As your horse is learning to be responsible for continuing the movement until you instruct otherwise, they will likely stop and want to come in before making it very far on the circle.
Allow them to make the mistake of stopping on the circle or coming in. We want our horses thinking and asking questions, and if you correct their mistake before they have even completed it, we end up micromanaging the horse and the horse is actually deterred from asking us questions. In doing so, the horse never learns their own sense of responsibility and instead believes that we will do their job for them. This is a nasty belief system to try and correct later.
If your horse fails to maintain the circle and stops or comes in, allow them to do so, but do not let them stay long. As soon as they come to a complete stop or make it all the way to you, back them out again and send them back off.

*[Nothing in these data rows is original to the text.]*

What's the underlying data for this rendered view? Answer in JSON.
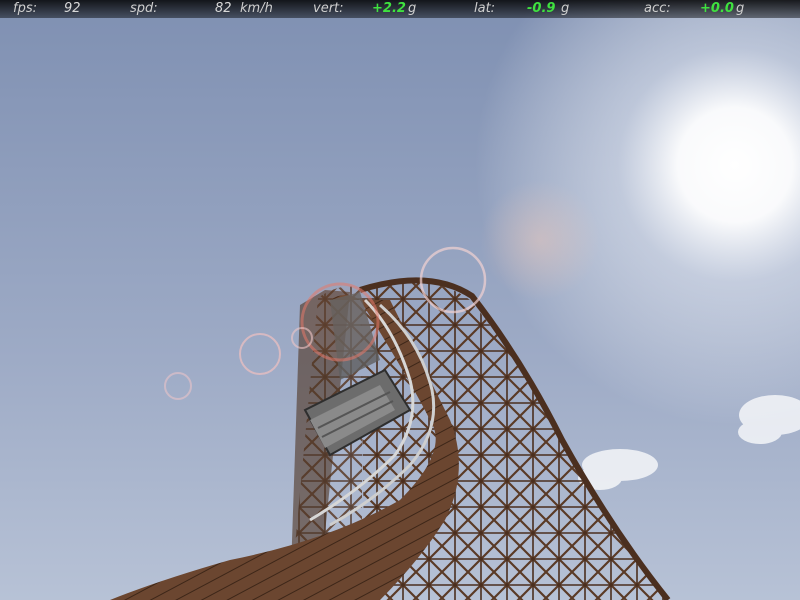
{
  "hud": {
    "fps_label": "fps:",
    "fps_value": "92",
    "spd_label": "spd:",
    "spd_value": "82",
    "spd_unit": "km/h",
    "vert_label": "vert:",
    "vert_value": "+2.2",
    "vert_unit": "g",
    "lat_label": "lat:",
    "lat_value": "-0.9",
    "lat_unit": "g",
    "acc_label": "acc:",
    "acc_value": "+0.0",
    "acc_unit": "g"
  },
  "colors": {
    "sky_top": "#7a8cae",
    "sky_bottom": "#b3bed2",
    "wood": "#5a3a26",
    "g_value": "#3fe23f"
  }
}
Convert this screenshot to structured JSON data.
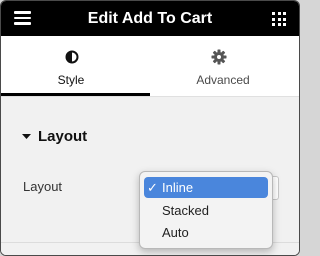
{
  "header": {
    "title": "Edit Add To Cart",
    "menu_icon": "hamburger-icon",
    "apps_icon": "grid-icon"
  },
  "tabs": [
    {
      "label": "Style",
      "icon": "half-circle-icon",
      "active": true
    },
    {
      "label": "Advanced",
      "icon": "gear-icon",
      "active": false
    }
  ],
  "section": {
    "title": "Layout",
    "toggle_icon": "caret-down-icon",
    "expanded": true
  },
  "layout_field": {
    "label": "Layout",
    "selected": "Inline",
    "options": [
      {
        "label": "Inline",
        "selected": true,
        "check": "✓"
      },
      {
        "label": "Stacked",
        "selected": false
      },
      {
        "label": "Auto",
        "selected": false
      }
    ]
  },
  "colors": {
    "header_bg": "#000000",
    "panel_bg": "#f1f1f1",
    "selection_blue": "#4a86dc"
  }
}
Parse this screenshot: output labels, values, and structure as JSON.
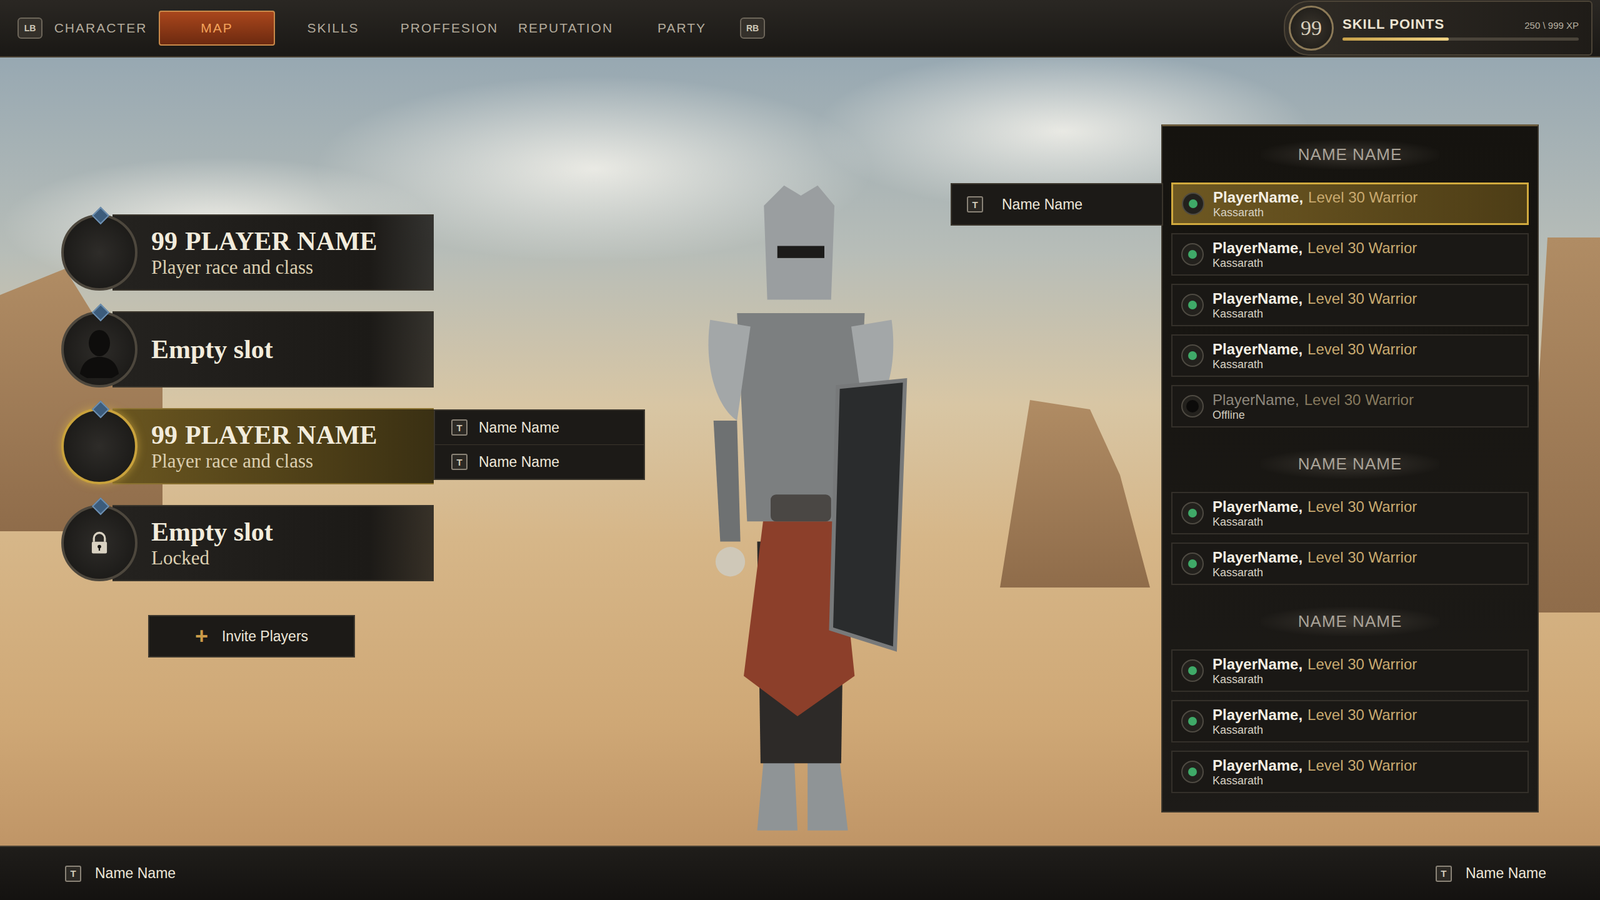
{
  "top_bar": {
    "left_key": "LB",
    "right_key": "RB",
    "tabs": [
      {
        "label": "CHARACTER",
        "selected": false
      },
      {
        "label": "MAP",
        "selected": true
      },
      {
        "label": "SKILLS",
        "selected": false
      },
      {
        "label": "PROFFESION",
        "selected": false
      },
      {
        "label": "REPUTATION",
        "selected": false
      },
      {
        "label": "PARTY",
        "selected": false
      }
    ]
  },
  "skill_points": {
    "value": "99",
    "label": "SKILL POINTS",
    "xp": "250 \\ 999 XP",
    "level": 0.45
  },
  "party_slots": [
    {
      "kind": "player",
      "rank": "99",
      "title": "PLAYER NAME",
      "subtitle": "Player race and class",
      "selected": false
    },
    {
      "kind": "empty",
      "rank": "",
      "title": "Empty slot",
      "subtitle": "",
      "selected": false
    },
    {
      "kind": "player",
      "rank": "99",
      "title": "PLAYER NAME",
      "subtitle": "Player race and class",
      "selected": true
    },
    {
      "kind": "locked",
      "rank": "",
      "title": "Empty slot",
      "subtitle": "Locked",
      "selected": false
    }
  ],
  "slot_menu": {
    "items": [
      {
        "key": "T",
        "label": "Name Name"
      },
      {
        "key": "T",
        "label": "Name Name"
      }
    ]
  },
  "invite_button": {
    "icon": "+",
    "label": "Invite Players"
  },
  "player_menu": {
    "key": "T",
    "label": "Name Name"
  },
  "friends_panel": {
    "groups": [
      {
        "title": "NAME NAME",
        "players": [
          {
            "name": "PlayerName,",
            "info": "Level 30 Warrior",
            "location": "Kassarath",
            "online": true,
            "selected": true
          },
          {
            "name": "PlayerName,",
            "info": "Level 30 Warrior",
            "location": "Kassarath",
            "online": true,
            "selected": false
          },
          {
            "name": "PlayerName,",
            "info": "Level 30 Warrior",
            "location": "Kassarath",
            "online": true,
            "selected": false
          },
          {
            "name": "PlayerName,",
            "info": "Level 30 Warrior",
            "location": "Kassarath",
            "online": true,
            "selected": false
          },
          {
            "name": "PlayerName,",
            "info": "Level 30 Warrior",
            "location": "Offline",
            "online": false,
            "selected": false
          }
        ]
      },
      {
        "title": "NAME NAME",
        "players": [
          {
            "name": "PlayerName,",
            "info": "Level 30 Warrior",
            "location": "Kassarath",
            "online": true,
            "selected": false
          },
          {
            "name": "PlayerName,",
            "info": "Level 30 Warrior",
            "location": "Kassarath",
            "online": true,
            "selected": false
          }
        ]
      },
      {
        "title": "NAME NAME",
        "players": [
          {
            "name": "PlayerName,",
            "info": "Level 30 Warrior",
            "location": "Kassarath",
            "online": true,
            "selected": false
          },
          {
            "name": "PlayerName,",
            "info": "Level 30 Warrior",
            "location": "Kassarath",
            "online": true,
            "selected": false
          },
          {
            "name": "PlayerName,",
            "info": "Level 30 Warrior",
            "location": "Kassarath",
            "online": true,
            "selected": false
          }
        ]
      }
    ]
  },
  "bottom_bar": {
    "left": {
      "key": "T",
      "label": "Name Name"
    },
    "right": {
      "key": "T",
      "label": "Name Name"
    }
  }
}
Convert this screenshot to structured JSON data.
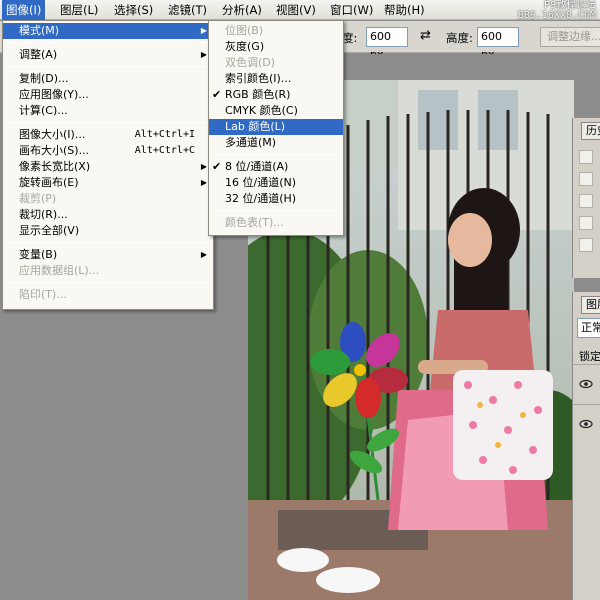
{
  "menubar": {
    "items": [
      "图像(I)",
      "图层(L)",
      "选择(S)",
      "滤镜(T)",
      "分析(A)",
      "视图(V)",
      "窗口(W)",
      "帮助(H)"
    ],
    "watermark_line1": "PS教程论坛",
    "watermark_line2": "BBS.16XX8.COM"
  },
  "options": {
    "width_label": "度:",
    "width_value": "600 px",
    "height_label": "高度:",
    "height_value": "600 px",
    "refine_label": "调整边缘..."
  },
  "image_menu": {
    "items": [
      {
        "label": "模式(M)",
        "submenu": true,
        "highlighted": true
      },
      {
        "label": "调整(A)",
        "submenu": true
      },
      {
        "label": "复制(D)..."
      },
      {
        "label": "应用图像(Y)..."
      },
      {
        "label": "计算(C)..."
      },
      {
        "label": "图像大小(I)...",
        "shortcut": "Alt+Ctrl+I"
      },
      {
        "label": "画布大小(S)...",
        "shortcut": "Alt+Ctrl+C"
      },
      {
        "label": "像素长宽比(X)",
        "submenu": true
      },
      {
        "label": "旋转画布(E)",
        "submenu": true
      },
      {
        "label": "裁剪(P)",
        "disabled": true
      },
      {
        "label": "裁切(R)..."
      },
      {
        "label": "显示全部(V)"
      },
      {
        "label": "变量(B)",
        "submenu": true
      },
      {
        "label": "应用数据组(L)...",
        "disabled": true
      },
      {
        "label": "陷印(T)...",
        "disabled": true
      }
    ]
  },
  "mode_submenu": {
    "items": [
      {
        "label": "位图(B)",
        "disabled": true
      },
      {
        "label": "灰度(G)"
      },
      {
        "label": "双色调(D)",
        "disabled": true
      },
      {
        "label": "索引颜色(I)..."
      },
      {
        "label": "RGB 颜色(R)",
        "checked": true
      },
      {
        "label": "CMYK 颜色(C)"
      },
      {
        "label": "Lab 颜色(L)",
        "highlighted": true
      },
      {
        "label": "多通道(M)"
      },
      {
        "label": "8 位/通道(A)",
        "checked": true
      },
      {
        "label": "16 位/通道(N)"
      },
      {
        "label": "32 位/通道(H)"
      },
      {
        "label": "颜色表(T)...",
        "disabled": true
      }
    ]
  },
  "panels": {
    "history_tab": "历史",
    "layers_tab": "图层",
    "blend_mode": "正常",
    "lock_label": "锁定:"
  },
  "icons": {
    "submenu_arrow": "submenu-arrow-icon",
    "check": "check-icon",
    "swap": "swap-arrows-icon",
    "eye": "eye-icon"
  },
  "colors": {
    "highlight": "#316ac5",
    "menu_bg": "#f9f8f3",
    "disabled_text": "#a7a59d"
  }
}
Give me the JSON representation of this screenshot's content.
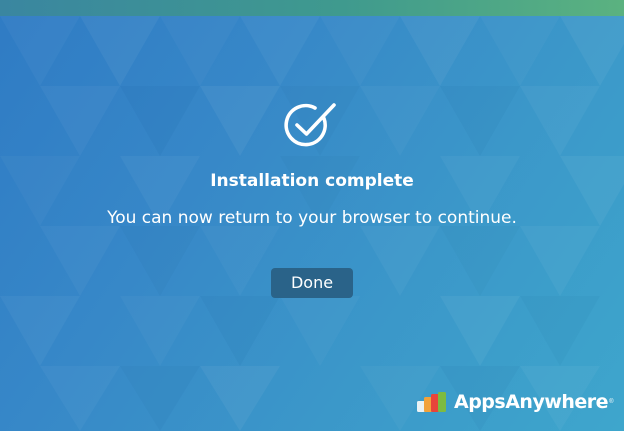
{
  "dialog": {
    "title": "Installation complete",
    "message": "You can now return to your browser to continue.",
    "done_label": "Done"
  },
  "brand": {
    "name": "AppsAnywhere",
    "trademark": "®",
    "logo_colors": [
      "#e9f2f5",
      "#f2a23a",
      "#e8443a",
      "#7dbb41"
    ]
  },
  "icons": {
    "status": "check-circle-icon"
  },
  "colors": {
    "background_start": "#2f7bc4",
    "background_end": "#3ea6cc",
    "button": "#2a6389",
    "text": "#ffffff"
  }
}
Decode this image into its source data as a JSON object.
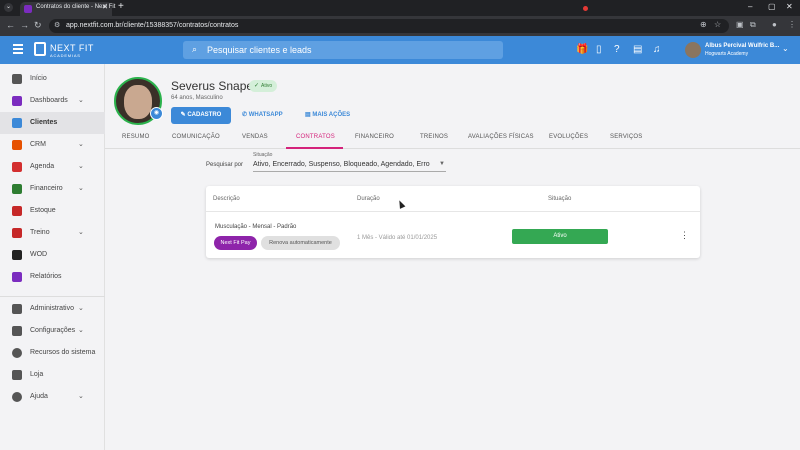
{
  "browser": {
    "tab_title": "Contratos do cliente - Next Fit",
    "url": "app.nextfit.com.br/cliente/15388357/contratos/contratos",
    "new_tab": "+"
  },
  "header": {
    "logo_name": "NEXT FIT",
    "logo_sub": "ACADEMIAS",
    "search_placeholder": "Pesquisar clientes e leads",
    "user_name": "Albus Percival Wulfric B...",
    "user_org": "Hogwarts Academy"
  },
  "sidebar": {
    "items": [
      {
        "label": "Início",
        "icon": "home-icon",
        "color": "#555555"
      },
      {
        "label": "Dashboards",
        "icon": "chart-icon",
        "color": "#7b2cbf"
      },
      {
        "label": "Clientes",
        "icon": "users-icon",
        "color": "#3c89d8"
      },
      {
        "label": "CRM",
        "icon": "crm-icon",
        "color": "#e65100"
      },
      {
        "label": "Agenda",
        "icon": "calendar-icon",
        "color": "#d32f2f"
      },
      {
        "label": "Financeiro",
        "icon": "money-icon",
        "color": "#2e7d32"
      },
      {
        "label": "Estoque",
        "icon": "cart-icon",
        "color": "#c62828"
      },
      {
        "label": "Treino",
        "icon": "dumbbell-icon",
        "color": "#c62828"
      },
      {
        "label": "WOD",
        "icon": "kettlebell-icon",
        "color": "#222222"
      },
      {
        "label": "Relatórios",
        "icon": "report-icon",
        "color": "#7b2cbf"
      },
      {
        "label": "Administrativo",
        "icon": "admin-icon",
        "color": "#555555"
      },
      {
        "label": "Configurações",
        "icon": "gear-icon",
        "color": "#555555"
      },
      {
        "label": "Recursos do sistema",
        "icon": "toggle-icon",
        "color": "#555555"
      },
      {
        "label": "Loja",
        "icon": "shop-icon",
        "color": "#555555"
      },
      {
        "label": "Ajuda",
        "icon": "help-icon",
        "color": "#555555"
      }
    ]
  },
  "profile": {
    "name": "Severus Snape",
    "badge": "Ativo",
    "info": "64 anos, Masculino",
    "btn_cadastro": "CADASTRO",
    "btn_whatsapp": "WHATSAPP",
    "btn_mais": "MAIS AÇÕES"
  },
  "tabs": [
    "RESUMO",
    "COMUNICAÇÃO",
    "VENDAS",
    "CONTRATOS",
    "FINANCEIRO",
    "TREINOS",
    "AVALIAÇÕES FÍSICAS",
    "EVOLUÇÕES",
    "SERVIÇOS"
  ],
  "filter": {
    "label": "Pesquisar por",
    "field_label": "Situação",
    "value": "Ativo, Encerrado, Suspenso, Bloqueado, Agendado, Erro"
  },
  "table": {
    "headers": {
      "descricao": "Descrição",
      "duracao": "Duração",
      "situacao": "Situação"
    },
    "row": {
      "plan": "Musculação - Mensal - Padrão",
      "chip_pay": "Next Fit Pay",
      "chip_renew": "Renova automaticamente",
      "duration": "1 Mês - Válido até 01/01/2025",
      "status": "Ativo"
    }
  },
  "colors": {
    "primary": "#3c89d8",
    "active_tab": "#d4237b",
    "status": "#34a853",
    "chip_pay": "#8e24aa"
  }
}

After a handful of these the horse will decide that it is more work to come all the way in, back all the way out, and get sent off again, than it is to simply remain of the circle.
I have mentioned the horse’s responsibility, but don’t forget that you have responsibilities, too. It is your job to be the best leader possible for your horse. Assess your leadership throughout these exercises to be sure that you are practicing the 4 C’s of Horsemanship (clear, committed, consistent, congruent).
Lastly, don’t forget to be desensitizing your horse with the exercises you know throughout these sensitization exercises so that your horse’s trust remains high.
The saying “practice makes perfect” is only partially accurate. It is correct practice that merits perfection. If you are having trouble in these exercises, go back and refresh yourself on the skills in the previous articles to ensure that you are practicing the exercises correctly. Your job is to set your horse up for success, which means you have to be set up for success yourself.
About the author: Emily Johnson, owner of Mountain Rose Horsemanship Training, LLC, located in Broomfield, Colorado, is an accomplished horse professional with a passion for bringing horses and humans together through credible and approachable instruction.
Emily studied Equine Science at Colorado State University before spending the following years traveling, mentoring under many accomplished trainers nationwide, as she developed her own natural horsemanship style. Her training methods utilize a direct approach the horse naturally understands, which she combines with her knowledge of human learning to create the most effective environment for both.
Emily specializes in areas that include young or troubled horses, as well as horsemanship that emphasize the mind and behavior of the horse. Her instruction reflects her passion for equipping both horses and humans for success on their journey toward partnership. She may be contacted at [email protected]